#### Input:
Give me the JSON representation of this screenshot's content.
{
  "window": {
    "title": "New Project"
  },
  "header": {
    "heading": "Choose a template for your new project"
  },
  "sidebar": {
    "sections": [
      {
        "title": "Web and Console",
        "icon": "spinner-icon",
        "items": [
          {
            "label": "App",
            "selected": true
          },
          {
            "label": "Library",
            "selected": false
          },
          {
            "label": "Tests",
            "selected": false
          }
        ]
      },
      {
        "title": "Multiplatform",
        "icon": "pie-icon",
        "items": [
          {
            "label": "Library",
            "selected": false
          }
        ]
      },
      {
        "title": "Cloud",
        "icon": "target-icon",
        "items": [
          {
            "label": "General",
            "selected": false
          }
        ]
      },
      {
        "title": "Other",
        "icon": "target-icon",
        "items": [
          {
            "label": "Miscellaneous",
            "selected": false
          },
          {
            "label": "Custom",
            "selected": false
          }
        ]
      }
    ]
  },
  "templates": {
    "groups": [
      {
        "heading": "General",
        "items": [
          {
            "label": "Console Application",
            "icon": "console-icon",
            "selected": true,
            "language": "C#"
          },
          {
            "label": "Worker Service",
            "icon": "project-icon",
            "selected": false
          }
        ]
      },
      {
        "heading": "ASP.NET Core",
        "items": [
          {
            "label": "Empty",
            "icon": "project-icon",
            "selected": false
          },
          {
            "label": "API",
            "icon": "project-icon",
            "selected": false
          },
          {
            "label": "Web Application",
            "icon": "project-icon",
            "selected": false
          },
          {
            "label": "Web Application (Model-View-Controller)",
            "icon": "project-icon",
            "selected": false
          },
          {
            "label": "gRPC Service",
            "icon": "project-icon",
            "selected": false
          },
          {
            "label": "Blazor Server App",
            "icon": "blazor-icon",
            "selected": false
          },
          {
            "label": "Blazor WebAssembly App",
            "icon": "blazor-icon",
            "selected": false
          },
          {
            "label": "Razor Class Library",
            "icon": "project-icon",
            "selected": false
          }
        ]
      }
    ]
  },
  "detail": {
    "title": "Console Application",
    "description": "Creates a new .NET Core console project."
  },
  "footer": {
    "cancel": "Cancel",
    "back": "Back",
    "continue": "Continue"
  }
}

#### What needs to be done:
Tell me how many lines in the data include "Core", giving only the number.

#### Solution for this task:
2